receive in a segregated classroom, and (3) possible negative effects inclusion
would have on the other children in the general education class.
PREPARING AND SUPPORTING STAFF
It is up to the principal to
prepare the school and the staff for inclusion and to provide the backing, in
both resources and commitment, to make it succeed. There are specific steps a
principal can take to prepare staff:
Ensure that staff is aware of the legal requirements and terms. Explain
supplementary aids and services.
Make sure that staff and teachers know that most students with disabilities are
already educated in general education classrooms most of the time and are
included in almost all of the noncurricular activities. Point out that the
majority of students with disabilities have mild disabilities.
Reassure teachers that while they will need to make changes in their
instructional methods and materials, support will be provided.
Explain that while many students with disabilities have participated
successfully in unstructured activities, they often do better in structured
Be sure staff understand that decisions made regarding children with
disabilities are individualized decisions. Some students may have needs that
must be addressed outside of the general classroom, but they will be placed in
outside settings only after efforts to meet their needs in the general classroom
with supplementary aids and services have failed.
Explain that large numbers of students with disabilities will not be assigned to
any teacher (e.g., only one or two per class).
Principals need to ensure that students with disabilities are assigned evenly
among classrooms and to provide the time and staff development teachers will
Ongoing time throughout the year is needed for planning, meetings, in-service
training, and conferences. Regularly scheduled meeting times should be built
into the schedule so that teachers can work, plan, and reflect on what has
occurred. Reserved time each day is ideal, but reserved time each week may be
more feasible. The time can be as little as 20 to 30 minutes.
When problems occur, special meetings may be necessary. Allow time and
support for staff to attend those meetings. Do not overburden the same teacher
with potential problems every semester. Plan with teachers who will work with
specific students and discuss how teachers will work together to meet students'
In-service sessions should be planned around what teachers say they need to
learn about students with disabilities. It is best if in-service providers are
able to come back and answer implementation questions within a month or two of
their sessions. If the in-service providers cannot offer the information needed,
bring together teachers and staff to help determine what additional information
is necessary to solve problems. Provide opportunities for teachers and staff to
attend conferences related to students with disabilities.
How can a principal demonstrate commitment to all students in the school?
There are a number of ways, including attending and participating in IEP
meetings, asking how students are doing, providing positive reinforcement for
good work, and providing positive reinforcement when teachers and other staff
are working together to meet the needs of students with disabilities.
Erickson, R. Ysseldyke, J., Thurlow, M. & Elliot, J. (1998). Inclusive assessments and accountability systems. Teaching

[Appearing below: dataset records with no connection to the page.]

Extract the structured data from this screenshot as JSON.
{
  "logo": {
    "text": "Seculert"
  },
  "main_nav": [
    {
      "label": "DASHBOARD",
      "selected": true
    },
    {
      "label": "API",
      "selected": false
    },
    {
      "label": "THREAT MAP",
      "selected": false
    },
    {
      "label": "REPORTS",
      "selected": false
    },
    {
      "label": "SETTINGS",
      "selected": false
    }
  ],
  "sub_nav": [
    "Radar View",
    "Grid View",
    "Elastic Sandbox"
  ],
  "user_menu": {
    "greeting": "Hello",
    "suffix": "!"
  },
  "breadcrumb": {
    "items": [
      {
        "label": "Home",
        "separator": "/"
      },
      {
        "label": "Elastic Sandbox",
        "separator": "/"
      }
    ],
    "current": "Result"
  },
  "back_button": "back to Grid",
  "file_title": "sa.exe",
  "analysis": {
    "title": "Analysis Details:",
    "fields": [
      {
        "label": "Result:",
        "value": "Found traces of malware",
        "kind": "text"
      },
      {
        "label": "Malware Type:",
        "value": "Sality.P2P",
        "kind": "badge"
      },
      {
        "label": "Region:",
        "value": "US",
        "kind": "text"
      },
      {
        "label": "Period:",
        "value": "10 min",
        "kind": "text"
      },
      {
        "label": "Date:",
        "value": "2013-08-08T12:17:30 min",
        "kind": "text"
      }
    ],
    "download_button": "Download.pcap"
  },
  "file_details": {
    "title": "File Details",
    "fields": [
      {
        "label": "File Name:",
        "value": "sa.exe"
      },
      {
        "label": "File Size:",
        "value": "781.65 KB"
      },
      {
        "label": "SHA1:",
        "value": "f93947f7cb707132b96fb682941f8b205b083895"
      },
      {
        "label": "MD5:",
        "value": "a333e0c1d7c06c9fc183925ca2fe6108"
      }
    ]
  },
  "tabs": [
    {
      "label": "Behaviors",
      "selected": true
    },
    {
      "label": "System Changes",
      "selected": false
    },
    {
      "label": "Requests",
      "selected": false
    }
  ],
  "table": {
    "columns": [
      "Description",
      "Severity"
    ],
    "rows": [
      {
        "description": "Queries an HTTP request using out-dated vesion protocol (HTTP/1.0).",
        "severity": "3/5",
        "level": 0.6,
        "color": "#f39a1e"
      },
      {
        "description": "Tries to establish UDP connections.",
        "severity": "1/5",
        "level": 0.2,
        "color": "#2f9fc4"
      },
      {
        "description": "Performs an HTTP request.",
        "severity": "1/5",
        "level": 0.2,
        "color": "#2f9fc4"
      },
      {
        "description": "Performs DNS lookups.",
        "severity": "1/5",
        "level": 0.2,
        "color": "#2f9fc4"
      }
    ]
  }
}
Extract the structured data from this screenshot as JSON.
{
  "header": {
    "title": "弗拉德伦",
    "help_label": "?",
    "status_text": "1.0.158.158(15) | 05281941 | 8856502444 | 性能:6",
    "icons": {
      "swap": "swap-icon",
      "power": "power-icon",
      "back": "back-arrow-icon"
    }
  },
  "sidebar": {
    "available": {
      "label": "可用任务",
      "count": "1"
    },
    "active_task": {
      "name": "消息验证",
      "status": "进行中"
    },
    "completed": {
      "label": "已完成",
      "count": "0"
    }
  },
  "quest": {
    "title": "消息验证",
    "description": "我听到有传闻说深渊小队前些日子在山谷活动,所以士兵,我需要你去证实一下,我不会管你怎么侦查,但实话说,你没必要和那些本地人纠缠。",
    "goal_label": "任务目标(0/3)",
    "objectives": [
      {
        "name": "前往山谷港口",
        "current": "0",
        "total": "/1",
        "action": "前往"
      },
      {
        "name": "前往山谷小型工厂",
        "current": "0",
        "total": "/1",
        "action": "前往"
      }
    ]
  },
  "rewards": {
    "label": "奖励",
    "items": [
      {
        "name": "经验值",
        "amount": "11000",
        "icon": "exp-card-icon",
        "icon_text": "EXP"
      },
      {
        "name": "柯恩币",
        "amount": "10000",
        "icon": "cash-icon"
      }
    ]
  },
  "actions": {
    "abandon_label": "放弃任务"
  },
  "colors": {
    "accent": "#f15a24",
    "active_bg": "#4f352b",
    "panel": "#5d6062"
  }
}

Exceptional Children, 31(2), 24-29.
Kerns, J. F., Kleinert, H., Clayton, J. Burdge, M. & Williams, R. (1998).
Principal supports for inclusive assessment. Teaching Exceptional Children,

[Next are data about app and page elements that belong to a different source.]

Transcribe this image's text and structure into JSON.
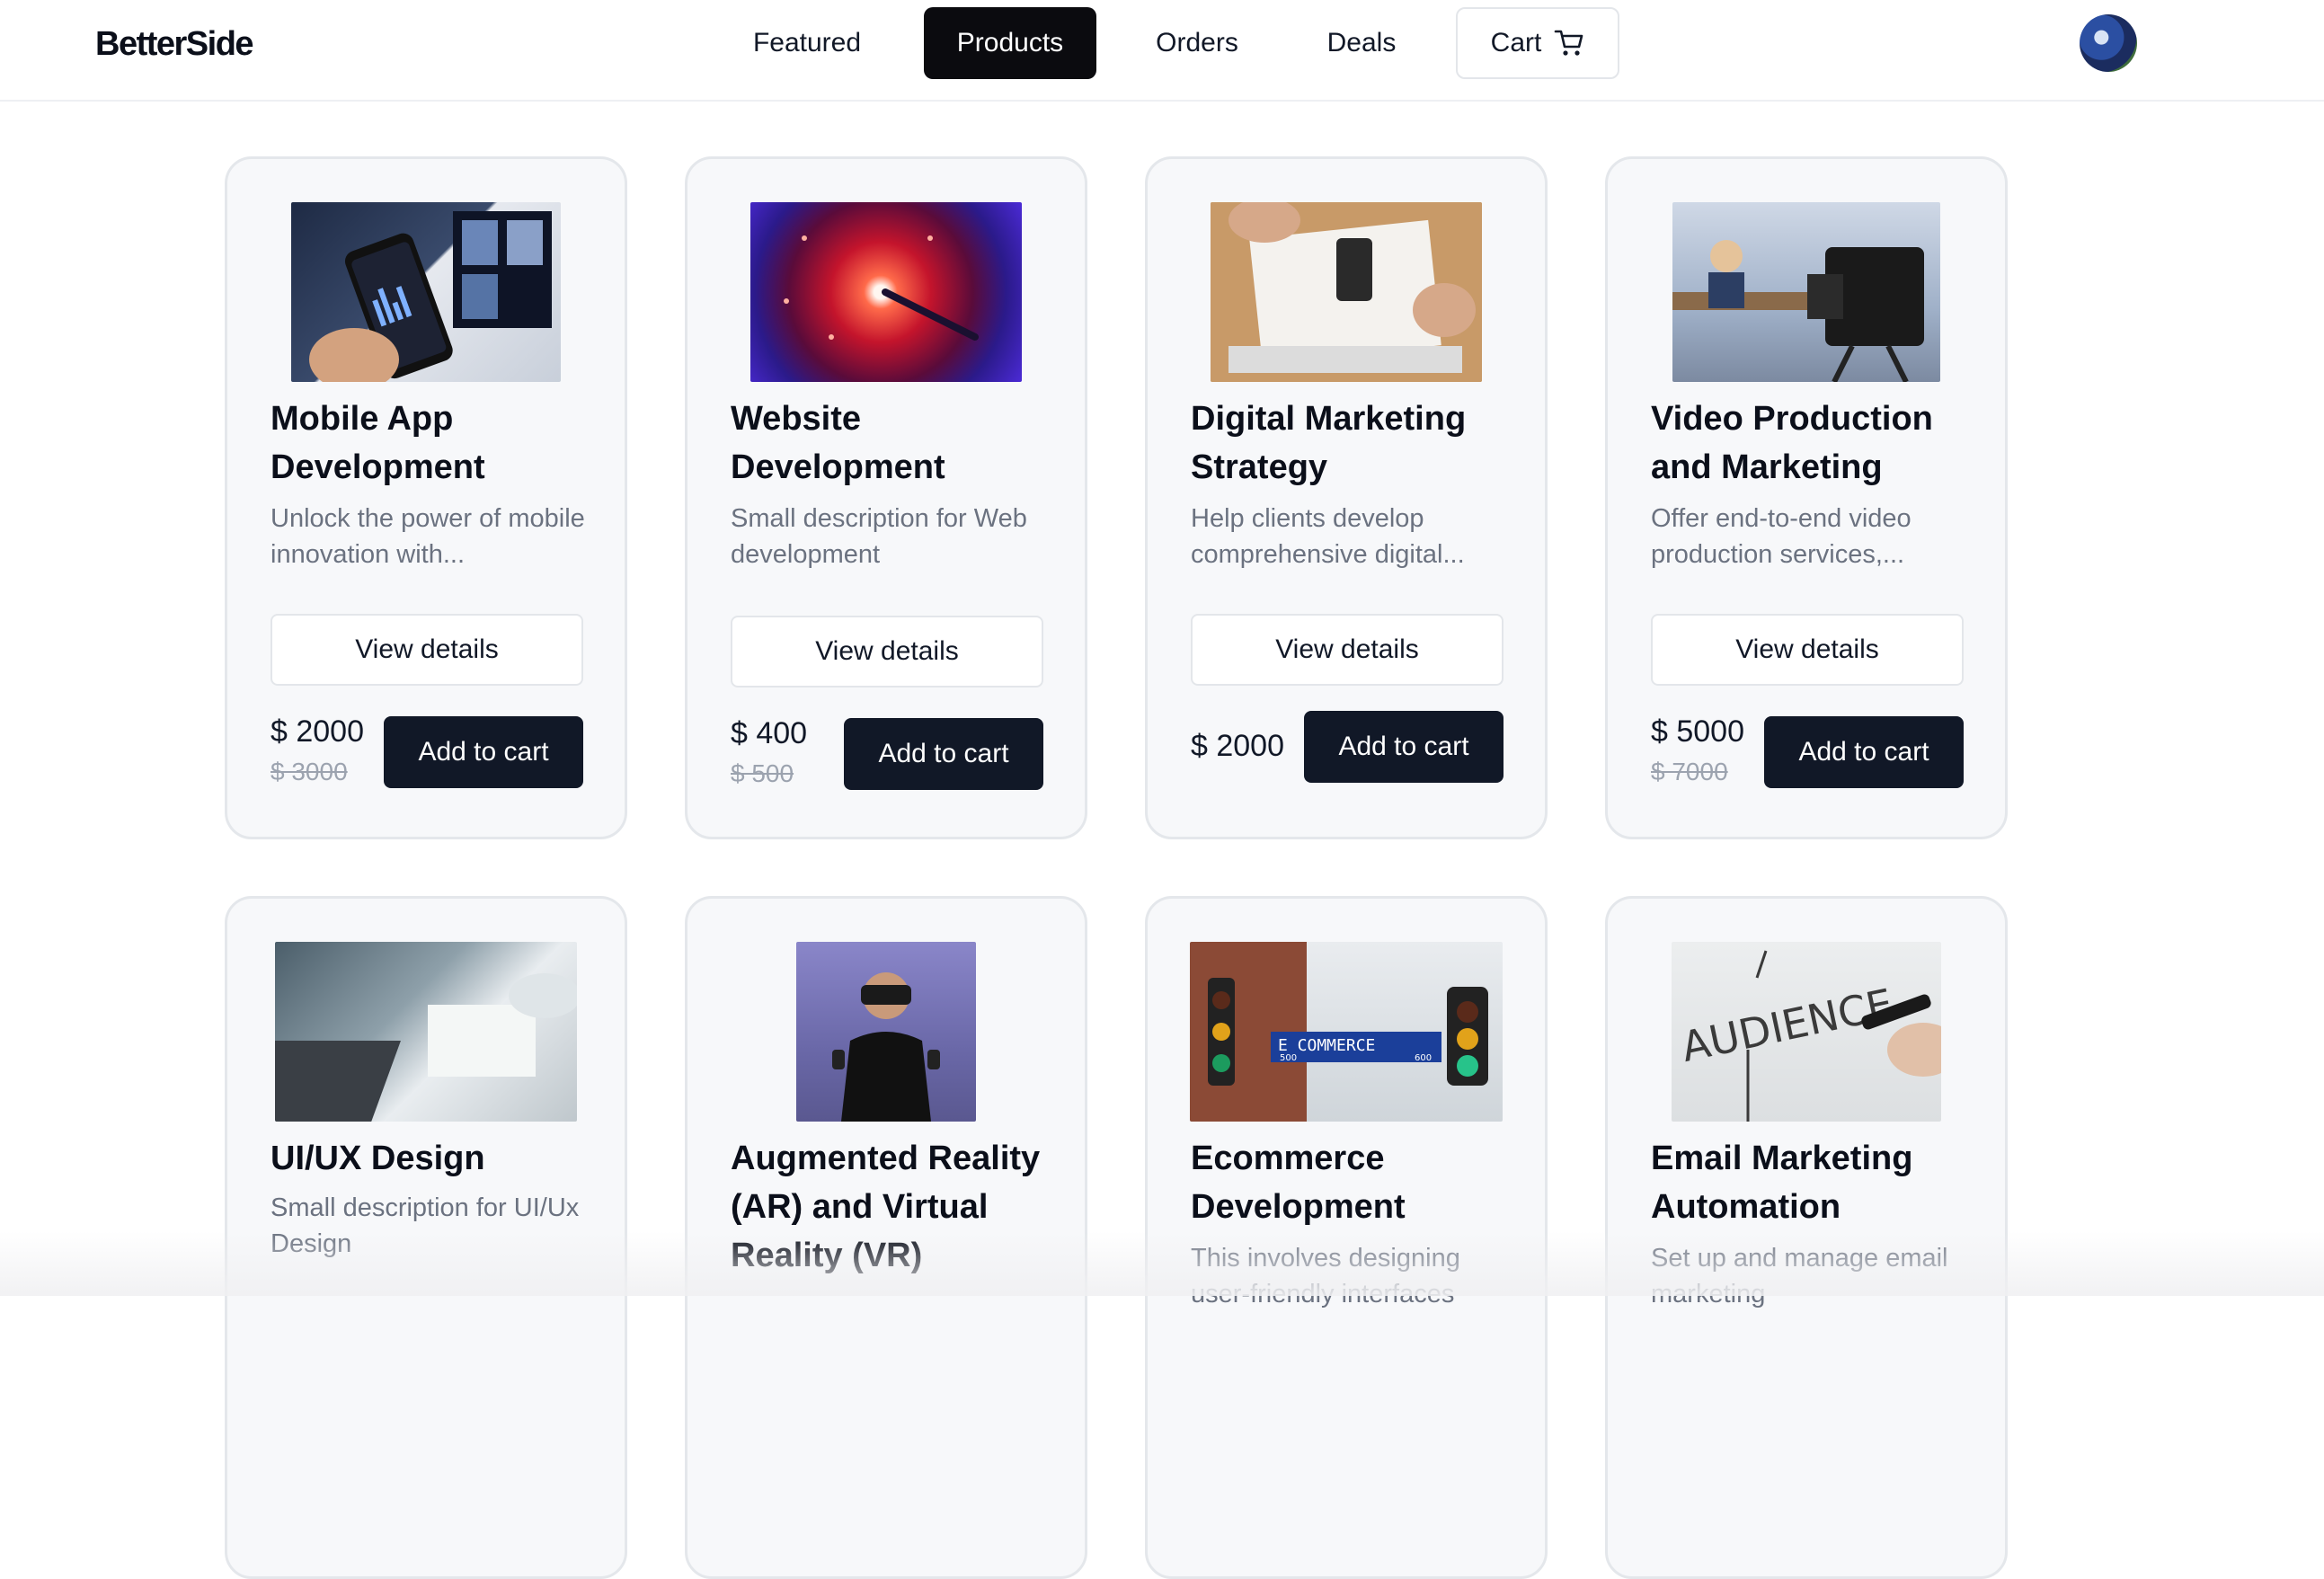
{
  "brand": "BetterSide",
  "nav": {
    "featured": "Featured",
    "products": "Products",
    "orders": "Orders",
    "deals": "Deals",
    "cart": "Cart"
  },
  "products": [
    {
      "title": "Mobile App Development",
      "desc": "Unlock the power of mobile innovation with...",
      "view": "View details",
      "price": "$ 2000",
      "old_price": "$ 3000",
      "cart": "Add to cart"
    },
    {
      "title": "Website Development",
      "desc": "Small description for Web development",
      "view": "View details",
      "price": "$ 400",
      "old_price": "$ 500",
      "cart": "Add to cart"
    },
    {
      "title": "Digital Marketing Strategy",
      "desc": "Help clients develop comprehensive digital...",
      "view": "View details",
      "price": "$ 2000",
      "cart": "Add to cart"
    },
    {
      "title": "Video Production and Marketing",
      "desc": "Offer end-to-end video production services,...",
      "view": "View details",
      "price": "$ 5000",
      "old_price": "$ 7000",
      "cart": "Add to cart"
    },
    {
      "title": "UI/UX Design",
      "desc": "Small description for UI/Ux Design"
    },
    {
      "title": "Augmented Reality (AR) and Virtual Reality (VR)"
    },
    {
      "title": "Ecommerce Development",
      "desc": "This involves designing user-friendly interfaces"
    },
    {
      "title": "Email Marketing Automation",
      "desc": "Set up and manage email marketing"
    }
  ],
  "image_labels": {
    "ecommerce_sign": "E COMMERCE",
    "ecommerce_num_left": "500",
    "ecommerce_num_right": "600",
    "audience_word": "AUDIENCE"
  },
  "icons": {
    "cart": "shopping-cart-icon",
    "avatar": "user-avatar"
  }
}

Oberti v. Board of Education (995 F.2d 1204 [3rd Cir.1993] 19 IDELR 908).
Vaughn, S., Bos, C. S., & Schumm, J. S. (2000). Teaching exceptional,

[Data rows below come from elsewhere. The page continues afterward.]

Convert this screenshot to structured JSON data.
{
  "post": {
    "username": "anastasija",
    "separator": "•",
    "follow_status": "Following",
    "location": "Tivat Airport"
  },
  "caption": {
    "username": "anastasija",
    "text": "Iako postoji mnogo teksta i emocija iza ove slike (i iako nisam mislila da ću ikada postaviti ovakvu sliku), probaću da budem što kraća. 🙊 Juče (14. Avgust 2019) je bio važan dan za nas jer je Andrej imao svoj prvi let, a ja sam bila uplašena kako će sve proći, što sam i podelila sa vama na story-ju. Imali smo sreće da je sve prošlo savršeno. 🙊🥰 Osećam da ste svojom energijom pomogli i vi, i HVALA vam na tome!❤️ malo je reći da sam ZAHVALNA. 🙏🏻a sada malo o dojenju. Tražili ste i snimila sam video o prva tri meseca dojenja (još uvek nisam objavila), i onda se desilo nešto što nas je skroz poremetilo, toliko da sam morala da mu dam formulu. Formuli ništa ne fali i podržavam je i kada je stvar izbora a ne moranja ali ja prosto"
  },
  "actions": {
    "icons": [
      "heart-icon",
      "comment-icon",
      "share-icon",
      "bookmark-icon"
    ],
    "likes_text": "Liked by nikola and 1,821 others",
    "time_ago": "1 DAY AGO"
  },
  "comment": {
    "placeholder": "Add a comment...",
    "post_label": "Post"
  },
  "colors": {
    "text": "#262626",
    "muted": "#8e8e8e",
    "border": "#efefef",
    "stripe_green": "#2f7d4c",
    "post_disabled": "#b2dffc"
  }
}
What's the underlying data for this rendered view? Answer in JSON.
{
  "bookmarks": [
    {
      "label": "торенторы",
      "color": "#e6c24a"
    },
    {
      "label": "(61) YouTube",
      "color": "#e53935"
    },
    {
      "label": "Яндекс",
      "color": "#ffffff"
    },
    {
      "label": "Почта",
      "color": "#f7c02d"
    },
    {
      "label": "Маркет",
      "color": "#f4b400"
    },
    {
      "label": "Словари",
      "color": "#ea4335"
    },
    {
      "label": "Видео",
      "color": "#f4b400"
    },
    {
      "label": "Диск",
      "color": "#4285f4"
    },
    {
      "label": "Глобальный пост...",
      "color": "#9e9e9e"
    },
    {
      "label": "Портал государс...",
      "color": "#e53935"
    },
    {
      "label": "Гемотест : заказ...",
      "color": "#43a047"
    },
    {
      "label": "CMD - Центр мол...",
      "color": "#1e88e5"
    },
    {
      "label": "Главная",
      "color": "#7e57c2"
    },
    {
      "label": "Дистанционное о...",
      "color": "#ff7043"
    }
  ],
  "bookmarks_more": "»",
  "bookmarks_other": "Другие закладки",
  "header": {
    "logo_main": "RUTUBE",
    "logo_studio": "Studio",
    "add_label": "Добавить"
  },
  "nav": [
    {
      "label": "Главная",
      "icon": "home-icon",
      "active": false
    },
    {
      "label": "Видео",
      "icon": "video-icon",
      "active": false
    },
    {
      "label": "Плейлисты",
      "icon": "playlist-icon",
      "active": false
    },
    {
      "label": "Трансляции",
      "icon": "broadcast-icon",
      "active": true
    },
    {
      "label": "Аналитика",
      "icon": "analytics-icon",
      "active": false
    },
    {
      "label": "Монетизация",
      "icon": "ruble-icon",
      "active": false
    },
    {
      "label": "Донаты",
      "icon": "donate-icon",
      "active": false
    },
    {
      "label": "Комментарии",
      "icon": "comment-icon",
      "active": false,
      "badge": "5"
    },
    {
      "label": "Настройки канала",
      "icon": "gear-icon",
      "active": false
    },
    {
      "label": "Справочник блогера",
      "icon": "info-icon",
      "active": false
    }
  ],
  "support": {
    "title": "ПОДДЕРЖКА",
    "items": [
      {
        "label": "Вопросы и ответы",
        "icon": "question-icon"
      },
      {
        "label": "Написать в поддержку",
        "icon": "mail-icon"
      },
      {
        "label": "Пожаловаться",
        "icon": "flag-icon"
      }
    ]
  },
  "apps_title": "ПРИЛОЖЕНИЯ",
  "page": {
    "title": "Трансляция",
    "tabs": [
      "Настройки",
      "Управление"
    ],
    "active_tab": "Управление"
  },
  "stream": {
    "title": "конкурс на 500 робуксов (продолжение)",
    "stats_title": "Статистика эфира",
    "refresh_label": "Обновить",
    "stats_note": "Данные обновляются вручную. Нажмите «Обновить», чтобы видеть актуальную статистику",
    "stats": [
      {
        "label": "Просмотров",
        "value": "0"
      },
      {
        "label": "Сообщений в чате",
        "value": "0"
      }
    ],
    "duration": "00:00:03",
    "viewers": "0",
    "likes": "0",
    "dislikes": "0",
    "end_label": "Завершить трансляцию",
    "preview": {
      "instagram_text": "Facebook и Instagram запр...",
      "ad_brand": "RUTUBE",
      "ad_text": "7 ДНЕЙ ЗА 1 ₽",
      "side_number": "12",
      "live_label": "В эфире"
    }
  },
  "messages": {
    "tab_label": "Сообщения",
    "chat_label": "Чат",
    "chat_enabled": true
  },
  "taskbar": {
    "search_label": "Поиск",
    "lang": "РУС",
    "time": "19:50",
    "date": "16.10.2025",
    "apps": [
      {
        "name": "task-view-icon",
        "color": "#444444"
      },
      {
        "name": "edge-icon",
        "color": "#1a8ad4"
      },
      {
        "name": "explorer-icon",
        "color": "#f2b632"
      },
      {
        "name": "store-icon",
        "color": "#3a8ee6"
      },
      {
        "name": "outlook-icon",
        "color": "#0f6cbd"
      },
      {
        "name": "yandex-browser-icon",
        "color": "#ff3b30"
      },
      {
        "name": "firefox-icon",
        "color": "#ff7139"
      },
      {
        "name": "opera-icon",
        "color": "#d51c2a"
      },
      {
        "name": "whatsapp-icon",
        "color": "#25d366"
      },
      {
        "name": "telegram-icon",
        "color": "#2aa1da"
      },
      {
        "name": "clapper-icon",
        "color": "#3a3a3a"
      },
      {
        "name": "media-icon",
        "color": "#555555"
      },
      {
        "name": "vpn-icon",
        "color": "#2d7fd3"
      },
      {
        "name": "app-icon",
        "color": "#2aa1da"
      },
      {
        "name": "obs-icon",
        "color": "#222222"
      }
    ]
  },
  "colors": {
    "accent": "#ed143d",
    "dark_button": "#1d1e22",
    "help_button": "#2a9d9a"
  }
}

diverse, and at-risk students in the general education classroom. Boston: Allyn
Walther-Thomas, C., Korinek, L., McLaughlin, V. L., & Williams, B. T.
(2000). Collaboration for inclusive education: Developing successful programs.
Boston: Allyn & Bacon.
The Individuals with Disabilities Education Act, 34CFR Section 300.550
The Education for All Handicapped Children Act, 34CFR Section 300.552 (1975).
Excerpted from Bateman, D. & Bateman, C. F. (2001). What does inclusion
mean and what does a principal need to know about it? In A principal's guide to
special education. Available from the Council for Exceptional Children,
Arlington, VA. Order Number P5356, 888.232.7733.